  • Common day-to-day business transfers: The prior draft of the Recommendations provided a bleak outlook for most common transfers of personal data to service providers, such as cloud services, that require access in the clear (called ‘Use Case 6’ under the Recommendations) or for business purposes such as intra-group administration (‘Use Case 7’) where the personal data was travelling to a third country whose laws permitted public authorities that goes beyond what is necessary and proportionate under EU law. Previously “no effective measures could be found” to cure such problematic laws in those scenarios. Now, the inclusion of the “in practice” criterion means such transfers may not be unlawful as a rule provided they are assessed thoroughly in line with the Recommendations and such laws are found not to apply to the transfer “in practice”.
  • Transfers by derogation: The Recommendations address ambiguity in relation to derogations as an alternative transfer mechanism to appropriate safeguards and clarify that the rule is that personal data may not be transferred to a third country unless appropriate safeguards are put in place. Derogations cannot become “the rule in practice and must to be restricted to specific situations.”  

Next steps for businesses as data exporters

The Recommendations are not binding but reflect the law applicable to third country transfers as understood by expert regulators across the EU (i.e. the bodies charged with enforcing such laws). Controllers and processors of personal data therefore should have regard to the Recommendations when putting in place their own processes and procedures. For example, the six-step plan set out in the Recommendations should be followed:

  1. Map data transfers – identify all data flows (remembering that remote access from a third country constitutes a transfer), to whom it is being transferred and where. Any onward transfer (such as sub-processor or the recipient’s group companies) should also be identified;
  2. Identify the appropriate transfer mechanism if one is not already in place;
  3. Conduct a transfer risk assessment of the laws and/or practices of the third country. The risk assessment for transfers should also be reviewed in light of the related obligations contained in the 2021 Standard Contractual Clauses in order to develop a process for third country transfer review, assessment and documentation for now and the future.
  4. Identify and implement supplementary measures as required;
  5. Take any formal procedural steps in documenting the supplementary measures that were implemented; and 
  6. Regularly review transfers, the protection applicable to them, and changes in law or practices of the third country that would affect the outcome of the transfer risk assessment. 

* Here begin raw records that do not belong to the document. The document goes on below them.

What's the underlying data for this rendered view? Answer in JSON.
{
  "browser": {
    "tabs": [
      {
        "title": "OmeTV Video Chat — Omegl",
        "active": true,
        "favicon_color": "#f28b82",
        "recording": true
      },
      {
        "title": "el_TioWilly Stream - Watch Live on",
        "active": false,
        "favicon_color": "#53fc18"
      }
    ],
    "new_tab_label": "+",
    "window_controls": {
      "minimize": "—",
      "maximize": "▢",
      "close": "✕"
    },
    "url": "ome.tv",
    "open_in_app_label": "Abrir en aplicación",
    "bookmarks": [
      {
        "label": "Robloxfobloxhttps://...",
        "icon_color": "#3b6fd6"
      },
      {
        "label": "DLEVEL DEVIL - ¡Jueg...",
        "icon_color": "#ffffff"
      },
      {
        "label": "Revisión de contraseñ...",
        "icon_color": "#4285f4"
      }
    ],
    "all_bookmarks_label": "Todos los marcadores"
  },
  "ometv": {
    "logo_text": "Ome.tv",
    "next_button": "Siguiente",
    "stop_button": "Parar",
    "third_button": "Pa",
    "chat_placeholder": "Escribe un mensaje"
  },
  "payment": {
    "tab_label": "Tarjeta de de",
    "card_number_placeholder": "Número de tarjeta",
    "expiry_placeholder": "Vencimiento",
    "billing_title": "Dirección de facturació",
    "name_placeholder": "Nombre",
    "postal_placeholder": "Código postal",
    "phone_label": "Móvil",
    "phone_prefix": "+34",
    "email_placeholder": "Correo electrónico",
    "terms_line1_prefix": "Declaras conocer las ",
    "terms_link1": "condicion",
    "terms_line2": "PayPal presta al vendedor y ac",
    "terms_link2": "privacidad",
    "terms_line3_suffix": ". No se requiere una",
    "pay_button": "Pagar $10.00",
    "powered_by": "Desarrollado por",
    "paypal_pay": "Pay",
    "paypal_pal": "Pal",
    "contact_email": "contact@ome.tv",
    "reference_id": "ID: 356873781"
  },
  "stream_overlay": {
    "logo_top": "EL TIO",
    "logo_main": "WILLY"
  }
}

Our Data Protection Team is available to assist you with understanding the implications of the Recommendations and the SCCs for your business, advising on data mapping and risk assessing transfers as well as assessing which transfer tools and supplementary measures apply to your transfers. For further information, please contact Seán O’DonnellZelda DeasyKelly Mackey or any member of the ByrneWallace LLP Data Protection/GDPR Team.